[Records from a data collection]
= Beginning of Section =
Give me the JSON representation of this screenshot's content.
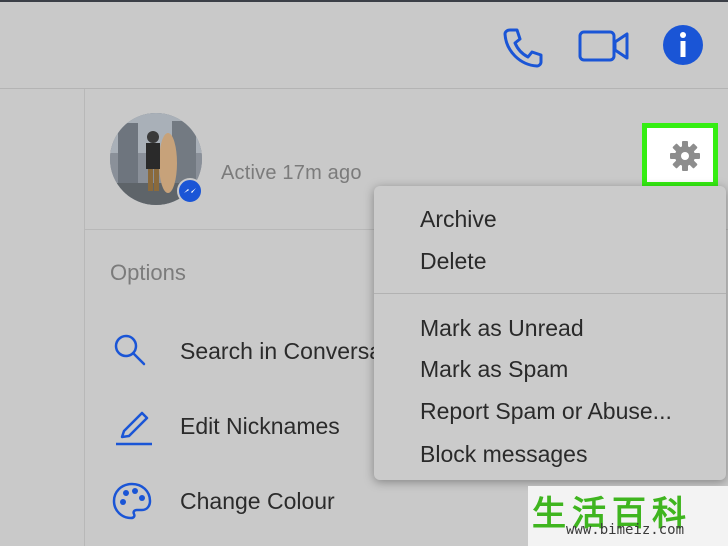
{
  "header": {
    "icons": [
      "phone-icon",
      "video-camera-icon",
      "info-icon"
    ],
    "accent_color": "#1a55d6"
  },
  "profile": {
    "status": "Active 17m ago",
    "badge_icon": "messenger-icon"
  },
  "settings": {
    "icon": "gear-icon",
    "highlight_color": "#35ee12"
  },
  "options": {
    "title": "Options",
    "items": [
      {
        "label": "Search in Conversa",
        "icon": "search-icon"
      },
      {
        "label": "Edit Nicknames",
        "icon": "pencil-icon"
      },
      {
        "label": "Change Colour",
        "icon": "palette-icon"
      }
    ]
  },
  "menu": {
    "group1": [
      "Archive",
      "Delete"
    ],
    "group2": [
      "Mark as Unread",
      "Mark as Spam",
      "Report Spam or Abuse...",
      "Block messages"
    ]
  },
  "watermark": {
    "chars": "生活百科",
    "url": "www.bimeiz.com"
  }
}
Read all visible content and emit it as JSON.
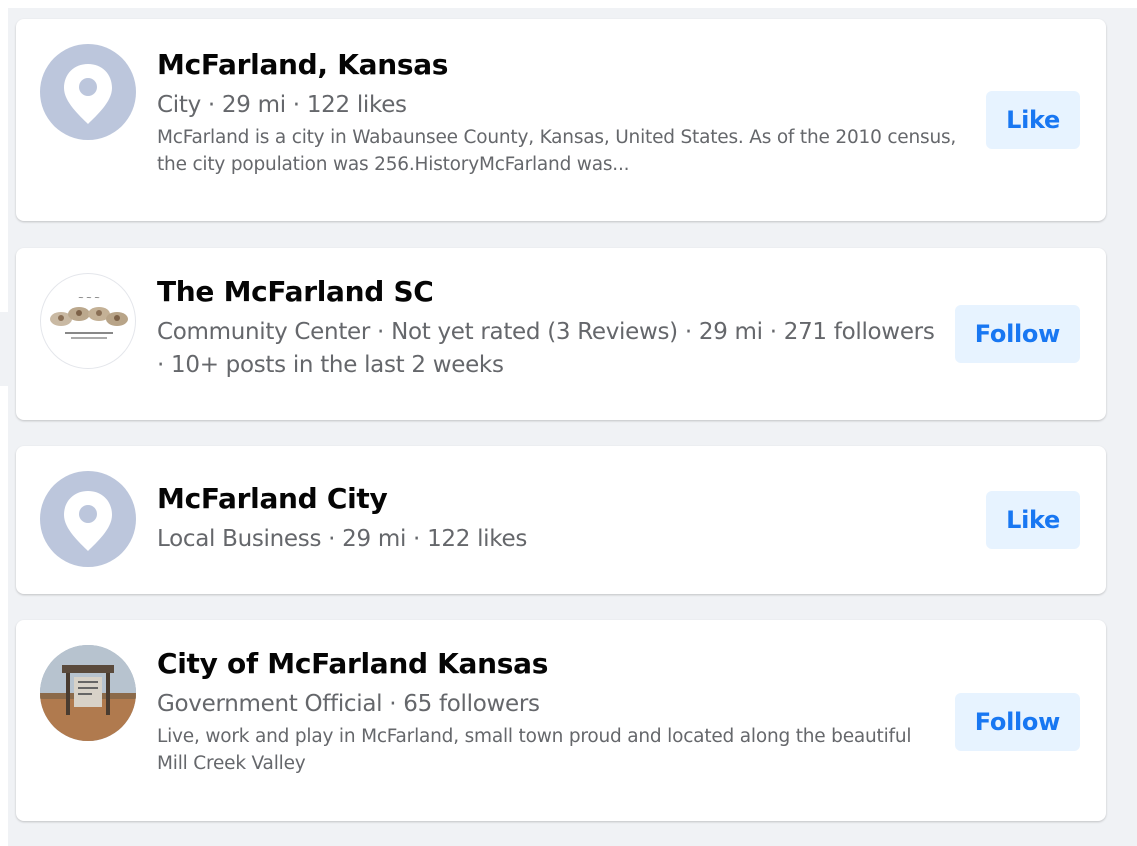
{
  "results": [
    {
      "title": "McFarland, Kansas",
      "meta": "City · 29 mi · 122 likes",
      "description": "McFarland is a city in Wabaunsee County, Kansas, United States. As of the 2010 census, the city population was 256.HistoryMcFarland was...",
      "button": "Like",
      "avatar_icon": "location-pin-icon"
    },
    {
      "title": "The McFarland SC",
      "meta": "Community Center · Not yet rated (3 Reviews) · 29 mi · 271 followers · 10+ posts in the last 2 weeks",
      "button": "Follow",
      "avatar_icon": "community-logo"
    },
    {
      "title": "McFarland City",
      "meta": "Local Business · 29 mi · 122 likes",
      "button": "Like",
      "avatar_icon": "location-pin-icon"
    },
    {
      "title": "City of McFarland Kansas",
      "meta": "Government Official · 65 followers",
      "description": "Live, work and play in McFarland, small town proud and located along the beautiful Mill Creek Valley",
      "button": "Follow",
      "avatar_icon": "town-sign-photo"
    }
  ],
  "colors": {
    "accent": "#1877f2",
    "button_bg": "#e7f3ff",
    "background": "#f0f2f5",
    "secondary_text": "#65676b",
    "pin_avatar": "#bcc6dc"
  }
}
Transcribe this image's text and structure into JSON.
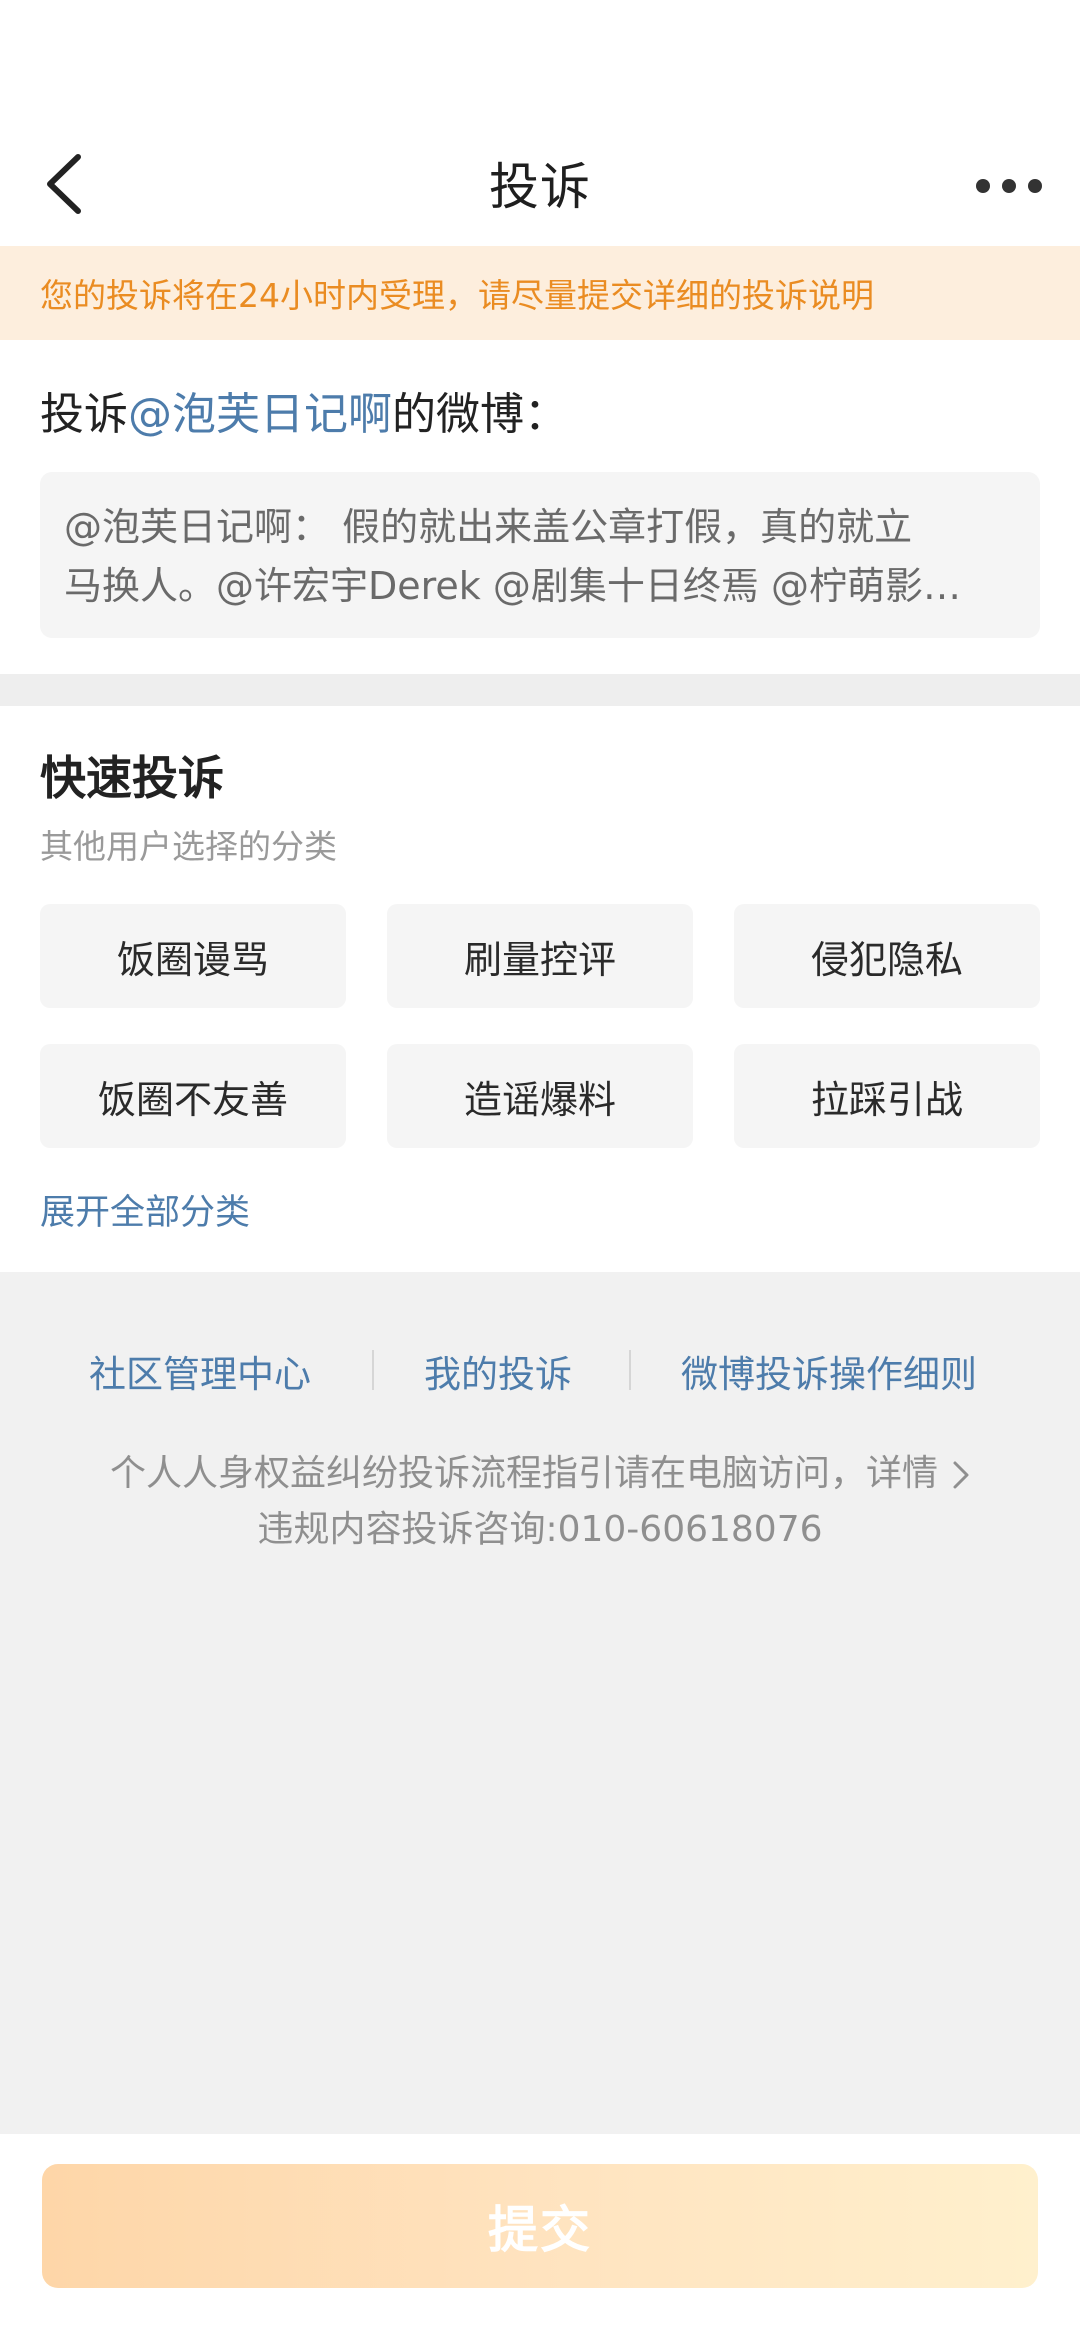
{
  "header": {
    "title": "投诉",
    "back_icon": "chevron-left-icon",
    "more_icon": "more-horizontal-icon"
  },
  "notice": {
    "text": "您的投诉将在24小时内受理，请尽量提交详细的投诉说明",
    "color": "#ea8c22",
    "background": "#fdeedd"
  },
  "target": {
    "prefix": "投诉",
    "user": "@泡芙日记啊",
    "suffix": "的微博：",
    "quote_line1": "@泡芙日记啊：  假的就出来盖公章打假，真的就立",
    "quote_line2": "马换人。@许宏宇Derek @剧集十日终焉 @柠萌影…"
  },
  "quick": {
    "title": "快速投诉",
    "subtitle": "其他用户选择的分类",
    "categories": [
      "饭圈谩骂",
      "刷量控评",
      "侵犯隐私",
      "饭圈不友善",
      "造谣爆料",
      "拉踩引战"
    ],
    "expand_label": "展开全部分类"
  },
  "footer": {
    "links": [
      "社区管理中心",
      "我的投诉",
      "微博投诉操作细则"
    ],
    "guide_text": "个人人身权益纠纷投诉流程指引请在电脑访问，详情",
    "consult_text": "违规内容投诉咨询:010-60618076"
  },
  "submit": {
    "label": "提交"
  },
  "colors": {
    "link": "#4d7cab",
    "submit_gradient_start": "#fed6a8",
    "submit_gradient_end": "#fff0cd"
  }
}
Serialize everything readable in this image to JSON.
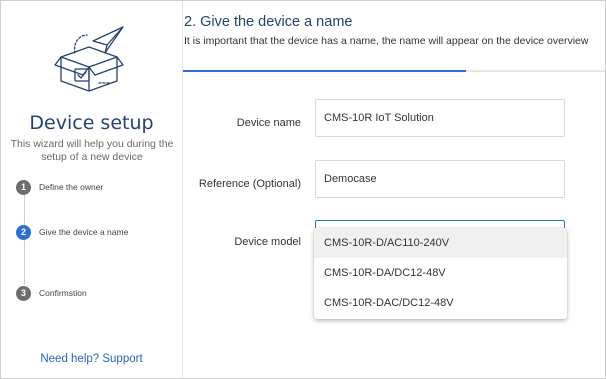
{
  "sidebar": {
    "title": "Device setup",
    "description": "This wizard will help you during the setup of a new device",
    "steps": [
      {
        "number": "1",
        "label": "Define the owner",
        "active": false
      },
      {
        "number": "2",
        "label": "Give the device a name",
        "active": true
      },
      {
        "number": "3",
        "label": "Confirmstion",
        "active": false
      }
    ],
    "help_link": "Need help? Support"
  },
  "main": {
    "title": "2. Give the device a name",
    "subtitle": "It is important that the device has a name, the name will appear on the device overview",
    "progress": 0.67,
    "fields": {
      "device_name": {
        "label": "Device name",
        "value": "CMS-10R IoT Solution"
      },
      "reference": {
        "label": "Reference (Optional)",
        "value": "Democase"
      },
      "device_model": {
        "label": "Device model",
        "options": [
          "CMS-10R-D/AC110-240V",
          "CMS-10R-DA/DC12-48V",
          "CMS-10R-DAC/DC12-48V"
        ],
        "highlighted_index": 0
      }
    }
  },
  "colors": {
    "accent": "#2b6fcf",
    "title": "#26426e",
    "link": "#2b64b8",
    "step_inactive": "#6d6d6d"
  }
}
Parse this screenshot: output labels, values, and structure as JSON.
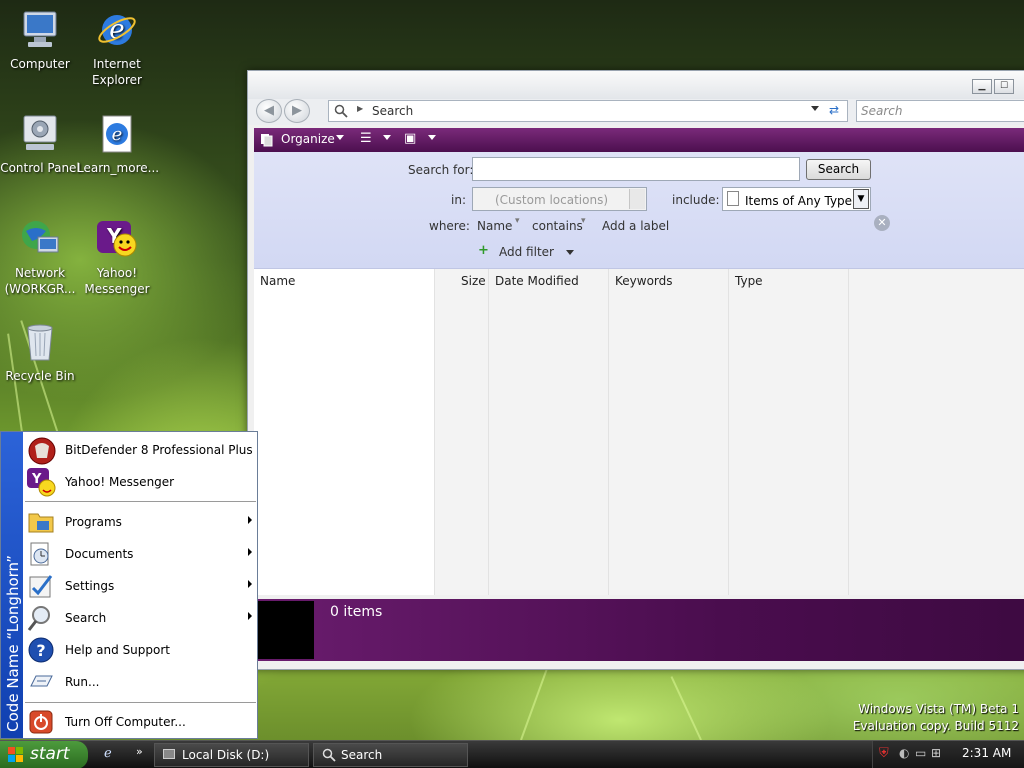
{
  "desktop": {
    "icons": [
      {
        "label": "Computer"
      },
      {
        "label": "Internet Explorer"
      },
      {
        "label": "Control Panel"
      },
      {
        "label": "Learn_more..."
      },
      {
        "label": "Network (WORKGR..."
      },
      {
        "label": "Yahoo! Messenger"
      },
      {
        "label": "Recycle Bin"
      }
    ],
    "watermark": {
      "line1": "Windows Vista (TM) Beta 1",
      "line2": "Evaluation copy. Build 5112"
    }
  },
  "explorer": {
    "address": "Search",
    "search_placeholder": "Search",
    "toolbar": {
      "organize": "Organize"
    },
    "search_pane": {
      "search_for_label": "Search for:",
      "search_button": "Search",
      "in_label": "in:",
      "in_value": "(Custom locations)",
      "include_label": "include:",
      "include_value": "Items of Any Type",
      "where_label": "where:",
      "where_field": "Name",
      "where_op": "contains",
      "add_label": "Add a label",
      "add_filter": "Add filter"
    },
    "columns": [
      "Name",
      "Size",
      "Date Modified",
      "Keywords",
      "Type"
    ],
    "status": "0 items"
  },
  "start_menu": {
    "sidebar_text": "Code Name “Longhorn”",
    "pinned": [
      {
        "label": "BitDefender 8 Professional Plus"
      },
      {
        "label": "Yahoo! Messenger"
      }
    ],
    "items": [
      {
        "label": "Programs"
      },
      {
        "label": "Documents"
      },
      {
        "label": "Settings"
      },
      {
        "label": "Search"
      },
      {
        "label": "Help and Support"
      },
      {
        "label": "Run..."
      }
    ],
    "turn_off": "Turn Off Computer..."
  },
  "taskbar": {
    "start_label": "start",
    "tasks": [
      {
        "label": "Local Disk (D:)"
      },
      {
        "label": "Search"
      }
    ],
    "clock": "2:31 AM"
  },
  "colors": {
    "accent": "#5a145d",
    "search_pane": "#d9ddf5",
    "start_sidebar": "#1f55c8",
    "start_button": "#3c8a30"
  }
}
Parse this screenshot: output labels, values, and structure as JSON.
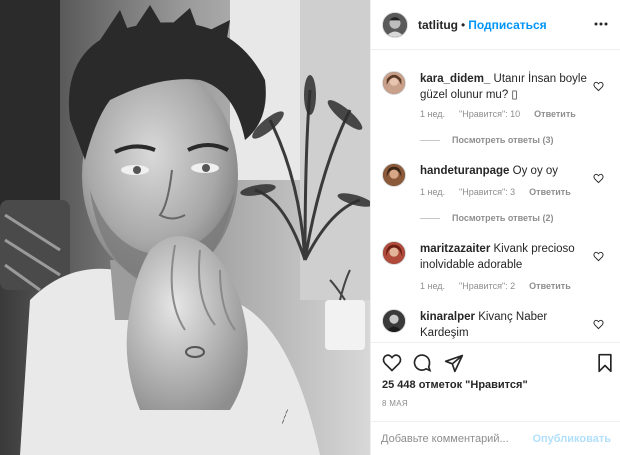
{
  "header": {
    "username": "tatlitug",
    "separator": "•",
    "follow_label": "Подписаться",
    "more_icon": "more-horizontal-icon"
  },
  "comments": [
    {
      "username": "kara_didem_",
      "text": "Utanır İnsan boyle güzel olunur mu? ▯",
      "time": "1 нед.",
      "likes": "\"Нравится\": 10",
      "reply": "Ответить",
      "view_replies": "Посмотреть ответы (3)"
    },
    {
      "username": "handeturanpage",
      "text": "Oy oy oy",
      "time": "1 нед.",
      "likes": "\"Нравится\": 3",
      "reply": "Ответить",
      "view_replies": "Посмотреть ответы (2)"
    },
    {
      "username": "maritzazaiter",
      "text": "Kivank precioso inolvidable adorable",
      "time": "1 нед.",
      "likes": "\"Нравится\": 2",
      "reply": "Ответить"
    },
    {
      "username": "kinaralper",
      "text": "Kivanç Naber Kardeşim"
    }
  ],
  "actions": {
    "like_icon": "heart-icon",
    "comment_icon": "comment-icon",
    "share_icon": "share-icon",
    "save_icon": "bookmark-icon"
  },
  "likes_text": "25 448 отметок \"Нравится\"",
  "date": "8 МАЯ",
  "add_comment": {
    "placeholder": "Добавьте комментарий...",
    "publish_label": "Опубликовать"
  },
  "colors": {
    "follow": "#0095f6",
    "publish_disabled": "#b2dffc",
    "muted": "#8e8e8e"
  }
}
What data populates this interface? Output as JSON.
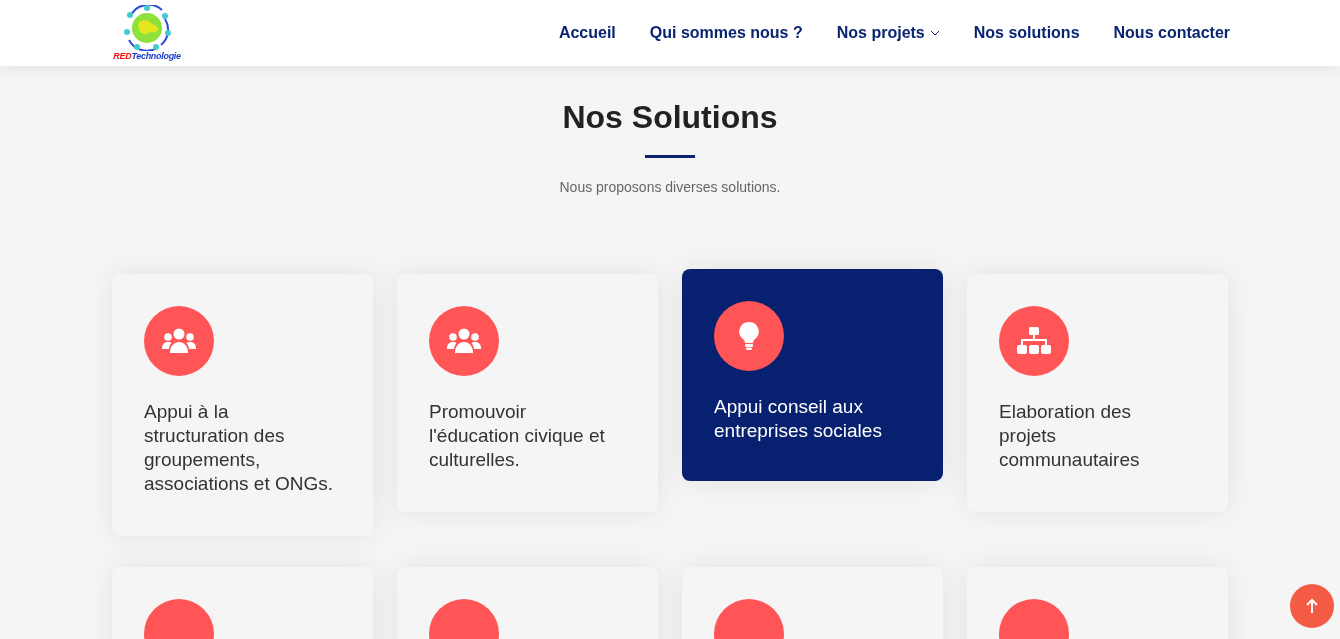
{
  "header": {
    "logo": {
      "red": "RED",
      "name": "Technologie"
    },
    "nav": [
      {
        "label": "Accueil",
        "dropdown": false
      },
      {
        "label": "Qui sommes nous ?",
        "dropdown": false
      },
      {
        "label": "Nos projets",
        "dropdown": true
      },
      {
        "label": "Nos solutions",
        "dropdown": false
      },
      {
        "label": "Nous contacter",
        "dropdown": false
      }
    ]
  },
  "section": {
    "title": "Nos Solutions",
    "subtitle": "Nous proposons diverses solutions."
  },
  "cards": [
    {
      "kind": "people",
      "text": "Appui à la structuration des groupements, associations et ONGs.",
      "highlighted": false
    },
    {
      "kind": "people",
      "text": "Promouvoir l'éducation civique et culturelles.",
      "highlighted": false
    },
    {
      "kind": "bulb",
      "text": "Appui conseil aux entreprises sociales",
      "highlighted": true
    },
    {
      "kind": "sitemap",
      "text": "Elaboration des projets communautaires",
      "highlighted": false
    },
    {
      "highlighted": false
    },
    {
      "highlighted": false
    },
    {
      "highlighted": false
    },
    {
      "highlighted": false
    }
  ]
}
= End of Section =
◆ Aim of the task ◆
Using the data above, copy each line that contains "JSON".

◆ Answer space ◆
Give me the JSON representation of this screenshot's content.
Read all visible content and emit it as JSON.
Transcribe this image's text and structure into JSON.
Serialize everything readable in this image to JSON.
Parse this screenshot: output labels, values, and structure as JSON.
Parse this screenshot: output labels, values, and structure as JSON.
What data populates this interface? Output as JSON.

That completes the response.